TRC is a special place. Where else in this fast-paced world do you find 280hectares of land run solely by volunteers? It’s not an impossible thing to find, but it’s definitely a rarity.
This 280 hectares of land, where healing, environmental work, community support and dharma practice takes place, is strongly supported by the hard work of those who have felt a tug-of-the-heart to be here.
At present, the centre is run by Pippa Cope – a mighty strong woman who has managed to lay the foundations for TRC. She has spent 13 years turning this land from a farm into a retreat space. She is beautifully compassionate and helpful towards the individuals of the informal settlement, and whenever something needs to be done, they always go to Pippa first. She stays here in deep dedication to Akong Rinpoche and serves as an inspiration to us all.
Then there are the two permaculture enthusiasts – Coen & Megan – who have managed to get the environmental wing up and running. With their 3 year dedication to the centre, they have managed to start Tikologo which has added many beneficial elements to the landscape, such as: swales, a chicken coop, an orchard, a nursery and zone 1 garden that has truly enriched the previously bare soil. Their tireless work is enhancing the land and their water harvesting focus will aid the centre in many years to come.
Alan, stays at the retreat centre. He is our Dharma Holder and serves as retreat support when people choose to come and spend some time in the serenity of Tara’s Vally on personal retreat. He is or guiding light in this valley and every one who passes through here, especially the long-term volunteers, are grateful for his presence. We sometimes even joke that we should all wear bracelets that have WWAD printed on them…so that whenever we are in doubt we could look down and think ‘What Would Alan Do?’
I am working in the office here – it’s not exactly a position that people are queuing up to fill but it’s kept me here, in this special place. I have learned more than I ever could have anticipated and I wouldn’t trade this experience for anything in the world.

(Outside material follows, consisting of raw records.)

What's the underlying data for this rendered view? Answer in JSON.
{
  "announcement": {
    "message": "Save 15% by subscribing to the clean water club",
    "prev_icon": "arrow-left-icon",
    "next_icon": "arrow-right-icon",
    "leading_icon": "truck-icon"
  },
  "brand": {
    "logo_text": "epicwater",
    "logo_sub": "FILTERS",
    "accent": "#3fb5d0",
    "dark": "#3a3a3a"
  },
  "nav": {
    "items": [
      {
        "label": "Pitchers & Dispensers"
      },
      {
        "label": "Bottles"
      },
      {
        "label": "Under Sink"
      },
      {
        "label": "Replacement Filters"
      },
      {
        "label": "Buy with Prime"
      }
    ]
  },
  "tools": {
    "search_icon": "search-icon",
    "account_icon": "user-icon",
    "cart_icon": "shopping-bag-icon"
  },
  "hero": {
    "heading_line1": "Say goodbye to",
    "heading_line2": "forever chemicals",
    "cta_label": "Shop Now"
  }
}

In fact, it has been so tremendously beautiful, that my TRC experience could serve as an offering.
November hasn’t brought much rain but it has brought two new volunteers. First to arrive was Chesley – our smart cookie from Harvard. Chesley has a wonderfully sunny disposition and has completed her Biology degree and is enjoying her traveling fellowship from Harvard. After two years that has been set aside to see the world, she is hoping to study medicine. She has been swimming in waterfalls and river eyes and enjoying quiet evenings watering the TRC gardens.

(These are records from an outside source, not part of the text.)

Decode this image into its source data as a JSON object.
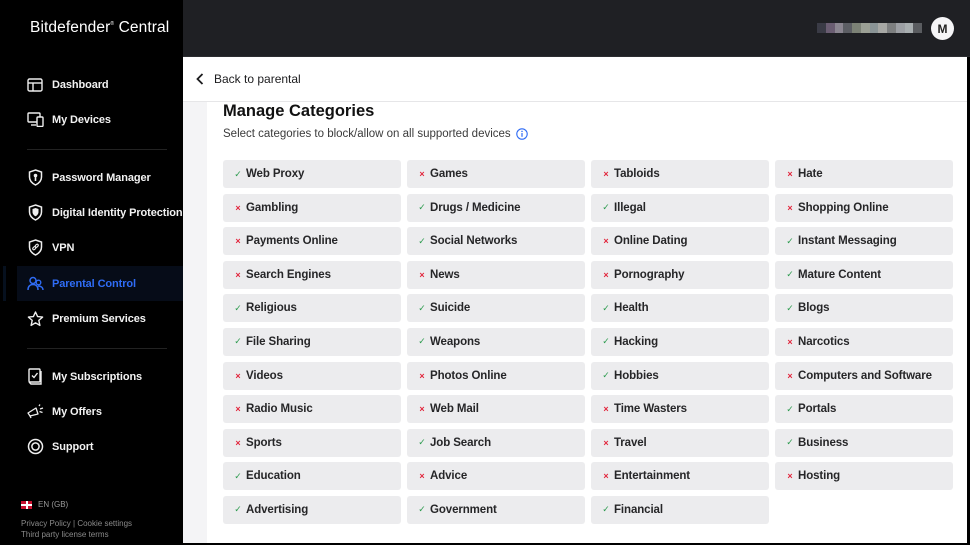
{
  "app": {
    "logo": "Bitdefender",
    "logo_suffix": "Central"
  },
  "sidebar": {
    "items": [
      {
        "id": "dashboard",
        "label": "Dashboard",
        "icon": "dashboard-icon"
      },
      {
        "id": "my-devices",
        "label": "My Devices",
        "icon": "devices-icon"
      },
      {
        "id": "password-manager",
        "label": "Password Manager",
        "icon": "password-shield-icon"
      },
      {
        "id": "digital-identity-protection",
        "label": "Digital Identity Protection",
        "icon": "identity-shield-icon"
      },
      {
        "id": "vpn",
        "label": "VPN",
        "icon": "vpn-shield-icon"
      },
      {
        "id": "parental-control",
        "label": "Parental Control",
        "icon": "parental-users-icon",
        "active": true
      },
      {
        "id": "premium-services",
        "label": "Premium Services",
        "icon": "star-icon"
      },
      {
        "id": "my-subscriptions",
        "label": "My Subscriptions",
        "icon": "subscriptions-icon"
      },
      {
        "id": "my-offers",
        "label": "My Offers",
        "icon": "megaphone-icon"
      },
      {
        "id": "support",
        "label": "Support",
        "icon": "lifebuoy-icon"
      }
    ],
    "language": "EN (GB)",
    "footer": {
      "privacy": "Privacy Policy",
      "separator": " | ",
      "cookies": "Cookie settings",
      "license": "Third party license terms"
    }
  },
  "topbar": {
    "avatar_initial": "M",
    "user_name_blurred": true
  },
  "header": {
    "back_label": "Back to parental"
  },
  "page": {
    "title": "Manage Categories",
    "subtitle": "Select categories to block/allow on all supported devices"
  },
  "colors": {
    "allow": "#2e9b4f",
    "block": "#e2243b",
    "accent": "#2f6cf5"
  },
  "categories": [
    {
      "name": "Web Proxy",
      "status": "allow"
    },
    {
      "name": "Games",
      "status": "block"
    },
    {
      "name": "Tabloids",
      "status": "block"
    },
    {
      "name": "Hate",
      "status": "block"
    },
    {
      "name": "Gambling",
      "status": "block"
    },
    {
      "name": "Drugs / Medicine",
      "status": "allow"
    },
    {
      "name": "Illegal",
      "status": "allow"
    },
    {
      "name": "Shopping Online",
      "status": "block"
    },
    {
      "name": "Payments Online",
      "status": "block"
    },
    {
      "name": "Social Networks",
      "status": "allow"
    },
    {
      "name": "Online Dating",
      "status": "block"
    },
    {
      "name": "Instant Messaging",
      "status": "allow"
    },
    {
      "name": "Search Engines",
      "status": "block"
    },
    {
      "name": "News",
      "status": "block"
    },
    {
      "name": "Pornography",
      "status": "block"
    },
    {
      "name": "Mature Content",
      "status": "allow"
    },
    {
      "name": "Religious",
      "status": "allow"
    },
    {
      "name": "Suicide",
      "status": "allow"
    },
    {
      "name": "Health",
      "status": "allow"
    },
    {
      "name": "Blogs",
      "status": "allow"
    },
    {
      "name": "File Sharing",
      "status": "allow"
    },
    {
      "name": "Weapons",
      "status": "allow"
    },
    {
      "name": "Hacking",
      "status": "allow"
    },
    {
      "name": "Narcotics",
      "status": "block"
    },
    {
      "name": "Videos",
      "status": "block"
    },
    {
      "name": "Photos Online",
      "status": "block"
    },
    {
      "name": "Hobbies",
      "status": "allow"
    },
    {
      "name": "Computers and Software",
      "status": "block"
    },
    {
      "name": "Radio Music",
      "status": "block"
    },
    {
      "name": "Web Mail",
      "status": "block"
    },
    {
      "name": "Time Wasters",
      "status": "block"
    },
    {
      "name": "Portals",
      "status": "allow"
    },
    {
      "name": "Sports",
      "status": "block"
    },
    {
      "name": "Job Search",
      "status": "allow"
    },
    {
      "name": "Travel",
      "status": "block"
    },
    {
      "name": "Business",
      "status": "allow"
    },
    {
      "name": "Education",
      "status": "allow"
    },
    {
      "name": "Advice",
      "status": "block"
    },
    {
      "name": "Entertainment",
      "status": "block"
    },
    {
      "name": "Hosting",
      "status": "block"
    },
    {
      "name": "Advertising",
      "status": "allow"
    },
    {
      "name": "Government",
      "status": "allow"
    },
    {
      "name": "Financial",
      "status": "allow"
    }
  ],
  "status_glyphs": {
    "allow": "✓",
    "block": "×"
  }
}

Then we have our nomad – Alex – whose travel route has been: London, Poland, Mozambique, and now, TRC. She is a great character who has a beautiful spiritual journey both behind and ahead of her.
So, now that you know a bit about the team, here is what we got up to yesterday:
We packed the car with dogs, people and sandwiches and headed off to the Marico Oog. We arrived and set up an umbrella where we sat together and ate sandwiches and naartjies, and then we swam. And boy, did we swim! We jumped from rickety diving boards, and swam together through tunnels. Then, we made a team effort to swim over the actual eye. We swam through the fence and then made it to The Eye.
The water was a deep, rich blue and the beams of light converged at the bottom, making for a spectacular sight. We sat on top of barrels that rest in the water, holding up a barge, and we chatted, meditated, sang and had fun playing ‘barrel wars’.
Then, after a long day in the sun we headed home – to TRC – the place where all of our hearts rest each night. Our home where, together, we learn & grow, and at the same time, we help others, because TRC holds space for so many people who pass through here, providing much needed healing and rest. So, with that in mind and after a beautiful day together, we all closed our eyes with a soft smile on our faces, thankful for our time here.
|Doe Oog in Groot Marico|